- _Assigned task_
What is the number of lines in these records with "here" in them? Answer with that number only.

[Website and app data records]
◇ ◇ ◇
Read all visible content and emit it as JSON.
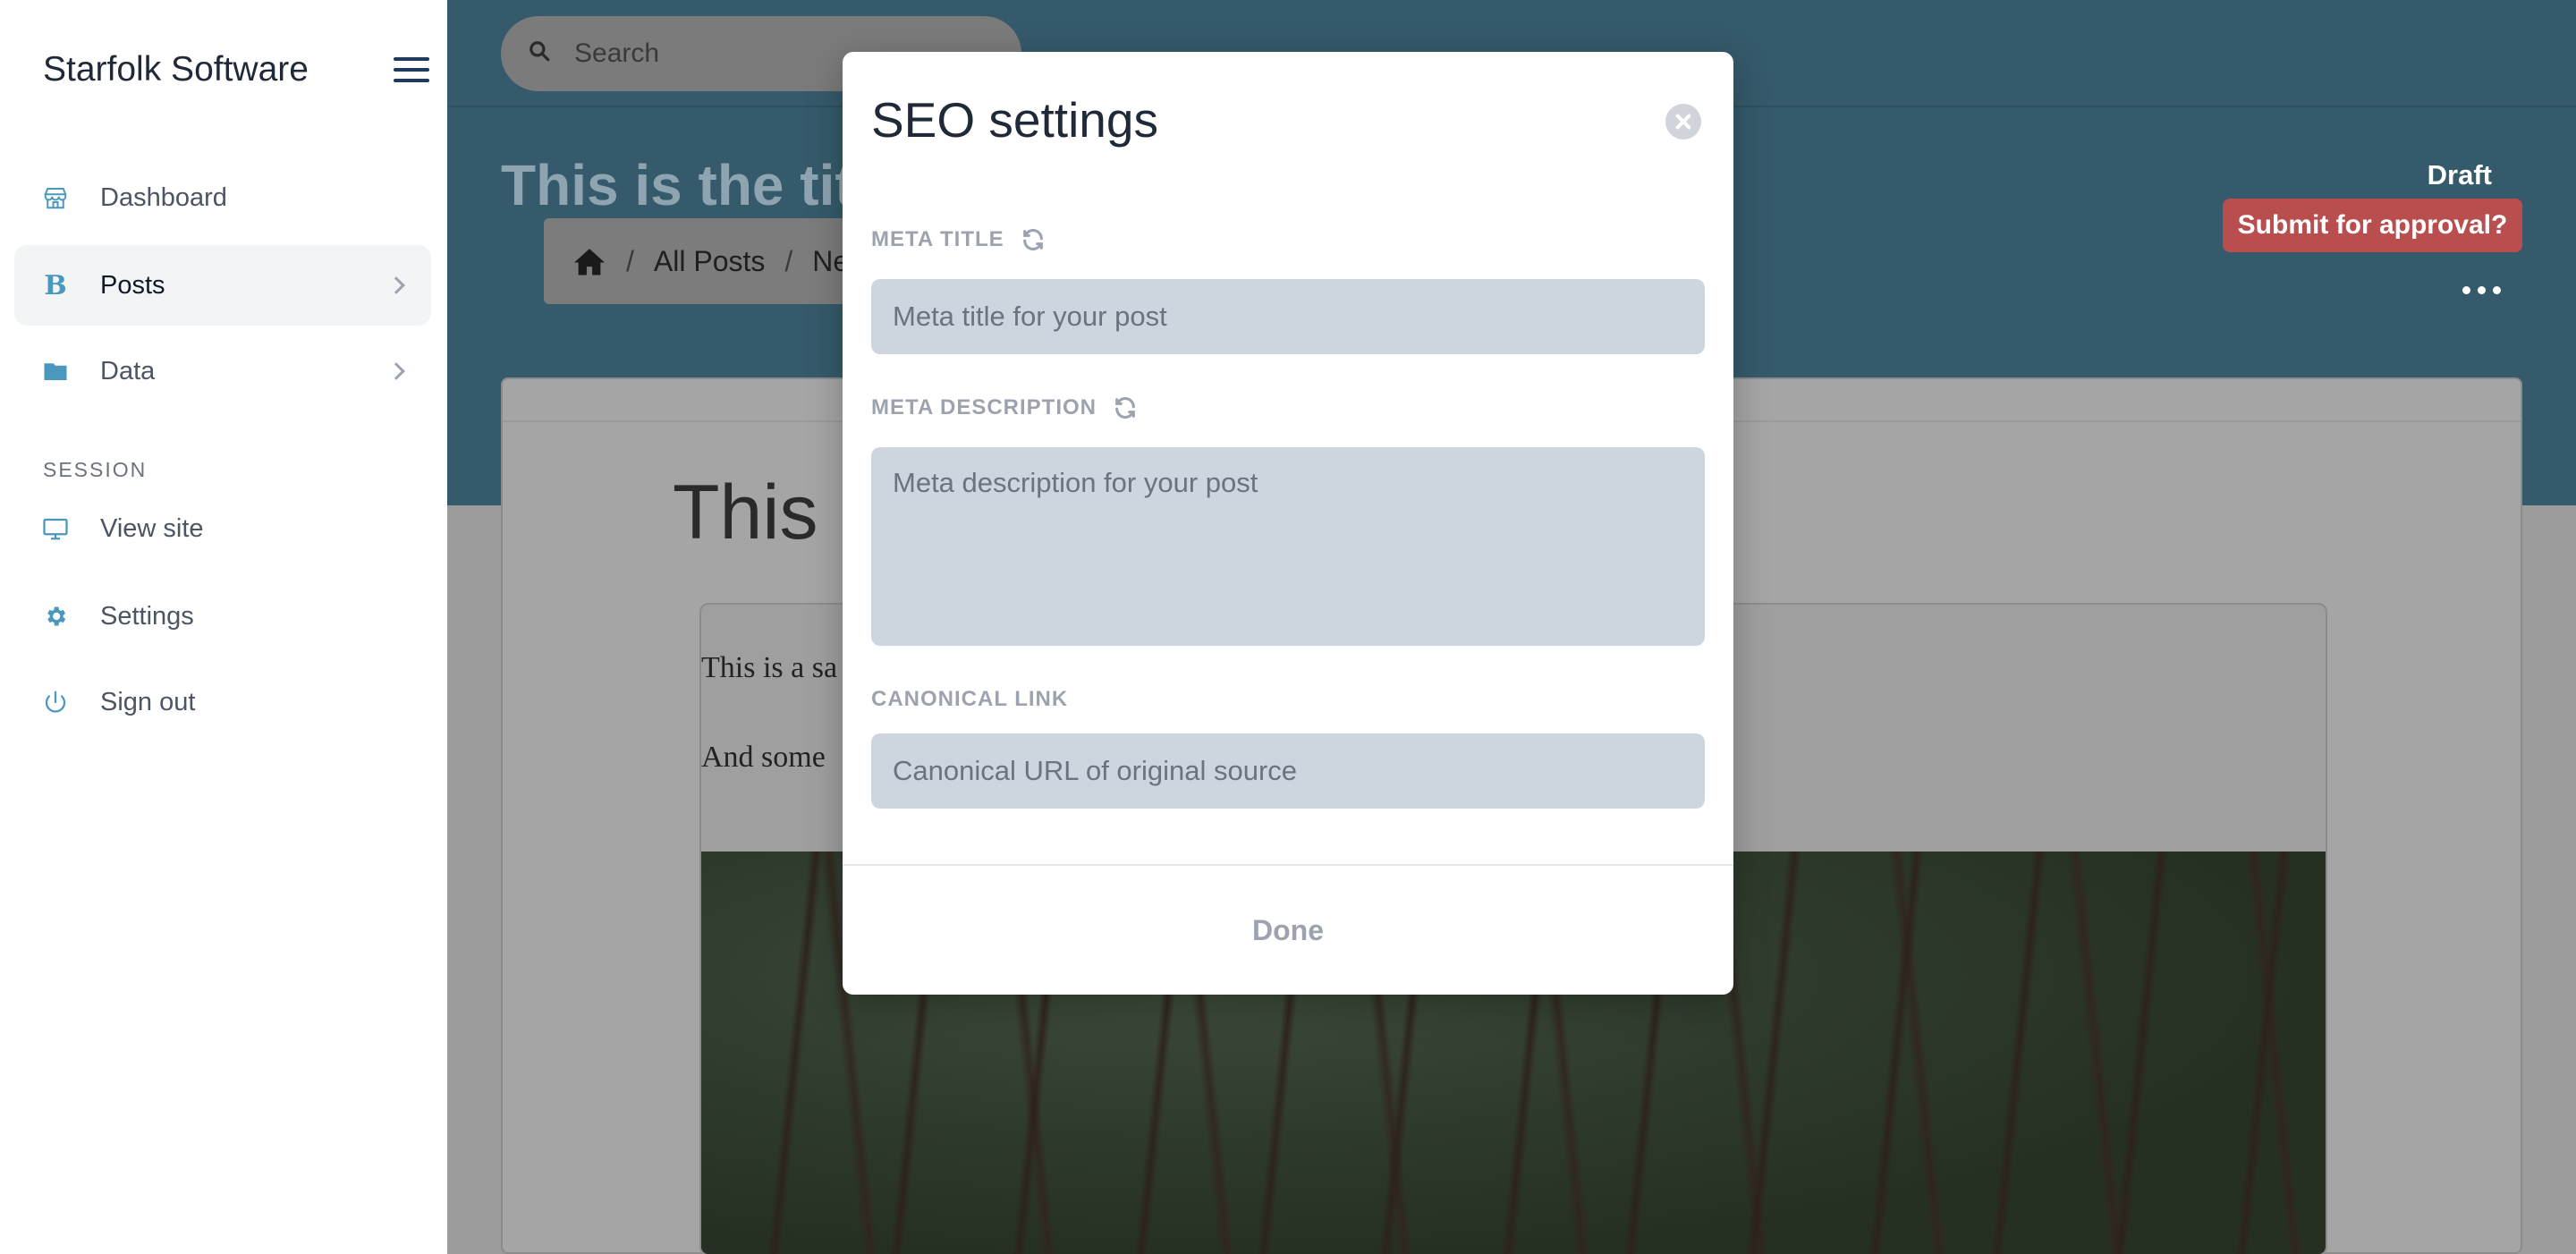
{
  "sidebar": {
    "brand": "Starfolk Software",
    "items": [
      {
        "label": "Dashboard",
        "icon": "store-icon"
      },
      {
        "label": "Posts",
        "icon": "blog-b-icon"
      },
      {
        "label": "Data",
        "icon": "folder-icon"
      }
    ],
    "section_heading": "SESSION",
    "session_items": [
      {
        "label": "View site",
        "icon": "monitor-icon"
      },
      {
        "label": "Settings",
        "icon": "gear-icon"
      },
      {
        "label": "Sign out",
        "icon": "power-icon"
      }
    ]
  },
  "header": {
    "search_placeholder": "Search",
    "page_title": "This is the title",
    "breadcrumb": [
      "All Posts",
      "Ne"
    ],
    "status": "Draft",
    "submit_label": "Submit for approval?"
  },
  "editor": {
    "title": "This i",
    "paragraph1": "This is a sa",
    "paragraph2": "And some"
  },
  "modal": {
    "title": "SEO settings",
    "meta_title_label": "META TITLE",
    "meta_title_placeholder": "Meta title for your post",
    "meta_description_label": "META DESCRIPTION",
    "meta_description_placeholder": "Meta description for your post",
    "canonical_label": "CANONICAL LINK",
    "canonical_placeholder": "Canonical URL of original source",
    "done_label": "Done"
  },
  "colors": {
    "accent": "#4a98bd",
    "hero": "#355a6b",
    "submit": "#b94e4e"
  }
}
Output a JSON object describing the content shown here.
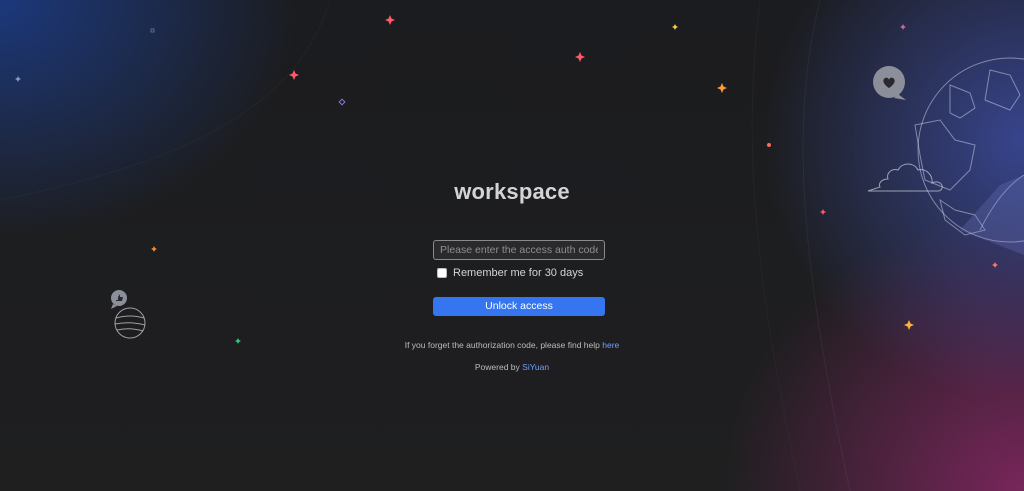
{
  "workspace": {
    "title": "workspace"
  },
  "auth": {
    "placeholder": "Please enter the access auth code",
    "value": "",
    "remember_label": "Remember me for 30 days",
    "remember_checked": false,
    "unlock_label": "Unlock access"
  },
  "help": {
    "text": "If you forget the authorization code, please find help",
    "link_label": "here"
  },
  "footer": {
    "powered_text": "Powered by",
    "powered_link": "SiYuan"
  },
  "icons": {
    "heart_bubble": "heart-chat-icon",
    "like_bubble": "thumbs-up-chat-icon",
    "globe": "globe-icon",
    "planet": "planet-icon",
    "cloud": "cloud-icon"
  },
  "colors": {
    "background": "#1e1e1f",
    "accent": "#3575f0",
    "link": "#6ea0ff",
    "glow_blue": "#1e50c8",
    "glow_magenta": "#96286e"
  }
}
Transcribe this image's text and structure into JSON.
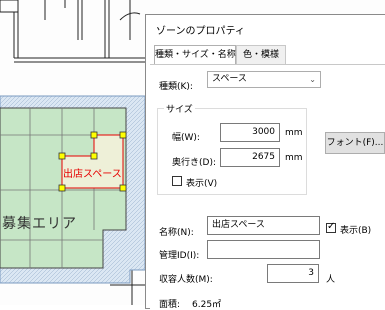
{
  "canvas": {
    "area_label": "募集エリア",
    "shop_label": "出店スペース"
  },
  "dialog": {
    "title": "ゾーンのプロパティ",
    "tabs": [
      {
        "label": "種類・サイズ・名称",
        "active": true
      },
      {
        "label": "色・模様",
        "active": false
      }
    ],
    "type": {
      "label": "種類(K):",
      "value": "スペース"
    },
    "size_group": {
      "title": "サイズ",
      "width": {
        "label": "幅(W):",
        "value": "3000",
        "unit": "mm"
      },
      "depth": {
        "label": "奥行き(D):",
        "value": "2675",
        "unit": "mm"
      },
      "show": {
        "label": "表示(V)",
        "checked": false
      }
    },
    "font_button": "フォント(F)...",
    "name": {
      "label": "名称(N):",
      "value": "出店スペース"
    },
    "name_show": {
      "label": "表示(B)",
      "checked": true
    },
    "manage_id": {
      "label": "管理ID(I):",
      "value": ""
    },
    "capacity": {
      "label": "収容人数(M):",
      "value": "3",
      "unit": "人"
    },
    "area": {
      "label": "面積:",
      "value": "6.25㎡"
    }
  },
  "colors": {
    "zone_fill": "#c6e6c6",
    "hatch_fill": "#dbe7f3",
    "shop_fill": "#eef0d8",
    "handle": "#ffff00",
    "shop_border": "#e60000"
  }
}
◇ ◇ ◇
- _Answer to this problem_
2